Academia and the Centenary

Academia in Thailand became active from the middle of 2017, as 22 July of that year marked the 100th year since Siam’s war declaration and the decision to send Thai volunteer troops to Europe. The central library of Chulalongkorn University, which was established in 1917 by Vajiravudh, King of Siam (1880-1925), also known as Rama VI, whose reign represents the modernization of Thailand’s education and foreign policy, organized a seminar and an exhibition on Thailand and World War I in July 2017. On this occasion, the registration book of the names and backgrounds of the volunteer soldiers, kept at the army archive, was exhibited to the public for the first time. In the same month, River Books Publishing House[3] organized a launch of the book Siam and the First World War. An International History by Stefan Hell. Whereas the role of Siam in World War I continues to be marginally or not even mentioned in national and international publications, this book is considered the most important scholarly work which places Siam, and not just King Vajiravudh, at the center of its World War I study. Basing its analysis on Thai, English, French and German sources, it was made available in the English and Thai languages. In connection with this book launch, an exhibition titled “Siam and World War I” was held at the Thai Police Museum from 23 July to 30 September. The exhibition displayed pictures and objects, some of which had never been disclosed to the public before, from the Chakrabongse collection and other private collections. Coincidently, the Vajiravudh Archive, the official keeper of the king’s works and related documentation, held an exhibition “Siam and World War I” from 22 July to 30 September displaying pieces from its own collection.

In November 2018, the history department of Chulalongkorn University and the French Research Institute on Contemporary Southeast Asia (IRASEC) co-organized an international conference titled “Masters of Their Own Destiny.
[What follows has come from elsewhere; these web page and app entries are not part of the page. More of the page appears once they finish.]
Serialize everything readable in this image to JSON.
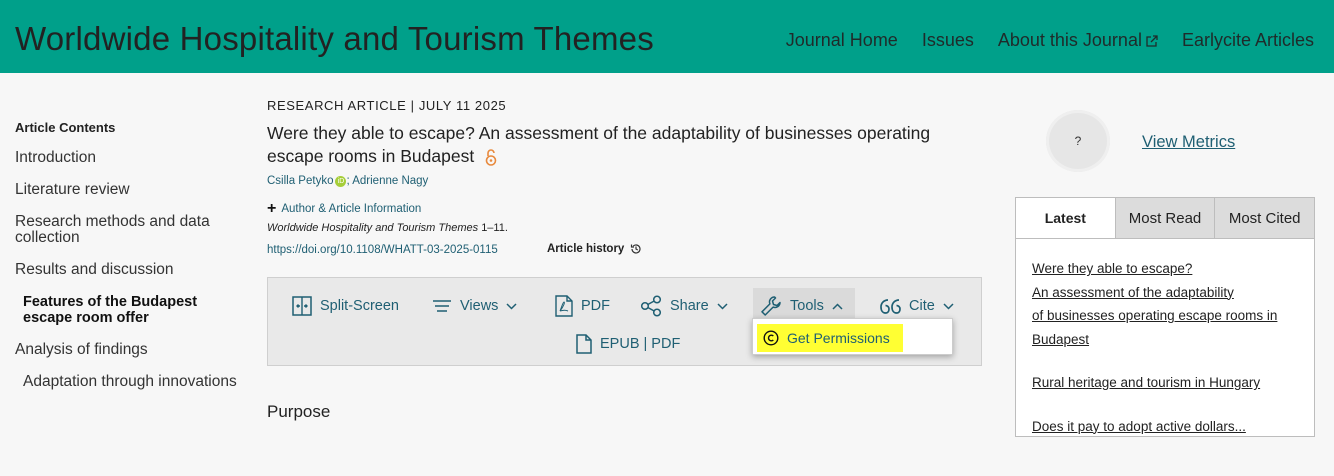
{
  "header": {
    "brand": "Worldwide Hospitality and Tourism Themes",
    "nav": [
      "Journal Home",
      "Issues",
      "About this Journal",
      "Earlycite Articles"
    ]
  },
  "toc": {
    "title": "Article Contents",
    "items": [
      {
        "label": "Introduction"
      },
      {
        "label": "Literature review"
      },
      {
        "label": "Research methods and data collection"
      },
      {
        "label": "Results and discussion"
      },
      {
        "label": "Features of the Budapest escape room offer"
      },
      {
        "label": "Analysis of findings"
      },
      {
        "label": "Adaptation through innovations"
      }
    ]
  },
  "article": {
    "type": "RESEARCH ARTICLE",
    "separator": "|",
    "date": "JULY 11 2025",
    "title": "Were they able to escape? An assessment of the adaptability of businesses operating escape rooms in Budapest",
    "author1": "Csilla Petyko",
    "author_sep": ";",
    "author2": "Adrienne Nagy",
    "author_info": "Author & Article Information",
    "journal": "Worldwide Hospitality and Tourism Themes",
    "pages": "1–11.",
    "doi": "https://doi.org/10.1108/WHATT-03-2025-0115",
    "history": "Article history",
    "section": "Purpose"
  },
  "toolbar": {
    "split": "Split-Screen",
    "views": "Views",
    "pdf": "PDF",
    "share": "Share",
    "tools": "Tools",
    "cite": "Cite",
    "epub": "EPUB | PDF",
    "permissions": "Get Permissions"
  },
  "metrics": {
    "badge": "?",
    "link": "View Metrics"
  },
  "panel": {
    "tabs": [
      "Latest",
      "Most Read",
      "Most Cited"
    ],
    "item1_lines": [
      "Were they able to escape?",
      "An assessment of the adaptability",
      "of businesses operating escape rooms in",
      "Budapest"
    ],
    "item2": "Rural heritage and tourism in Hungary",
    "item3": "Does it pay to adopt active dollars..."
  },
  "colors": {
    "header_bg": "#00a08a",
    "link": "#1f5f73",
    "highlight": "#ffff33",
    "orcid": "#a6ce39",
    "open_access": "#e8893c"
  }
}
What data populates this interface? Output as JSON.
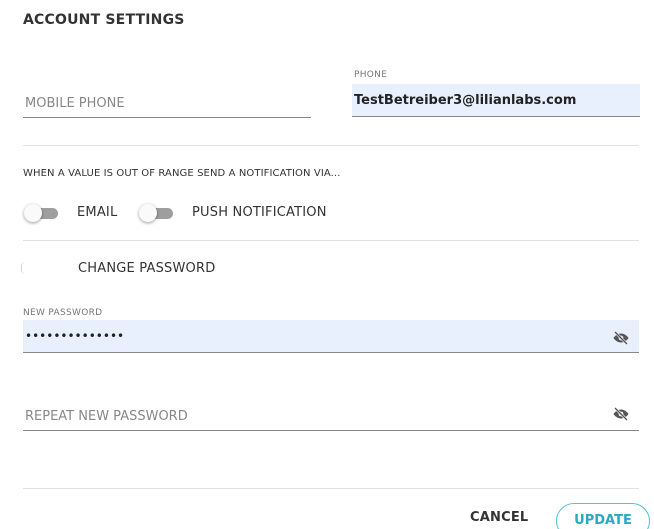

Asians in the First World War and its Aftermath” (9-10 November) and a photo exhibition titled “Asians in World War One. A Visual History of the Indians, Siamese and Vietnamese at War” (9-23 November). In connection with these activities, the Alliance Française in Bangkok organized the exhibition of the portraits of Asians engaged in the Great War, including a Siamese volunteer soldier, drawn by Swiss painter Eugène Burnand (1850-1921), and a screening of the black-and-white silent footage of the Siamese troops participating in World War I in France and Germany, which included their participation in the victory parade in Paris in 1919. This event also included the introduction of 1914-1918-online. International Encyclopedia of the First World War to the Thai public. On 11 November, the participants of the above-mentioned conference also had the opportunity to visit the one-day special exhibition “100 Years of Volunteer Soldiers of WWI (1918-2018)” at the Bangkok National Museum (Phra Nakorn), and later, as a group, to take part in the official commemorative ceremony at Sanam Luang and lay wreaths at the monument to the fallen soldiers.

Centennial Commemorations and Increased Interest

During the centennial anniversary period, World War I and Thailand’s involvement received more attention in Thai popular media. The topics were featured in established media like the magazines Matichon and Sarakadee as well as online sources like The Standard, The Cloud, The Momentum, and The Matter.

Another group interested in the history of World War I and in commemorating the war is history enthusiasts and private collectors. Thai reenactment groups have shifted their focus on the wars of the later period to World War I. They apparently became involved in the official World War I commemoration, as they were invited to officially participate in the ceremony at Sanam Luang on 11 November 2018.

Bhawan Ruangsilp, Chulalongkorn University

Din Buadaeng, CESSMA - Centre d’études en sciences sociales sur les mondes africains, américains et asiatiques, Université Paris Diderot

Reviewed by external referees on behalf of the General Editors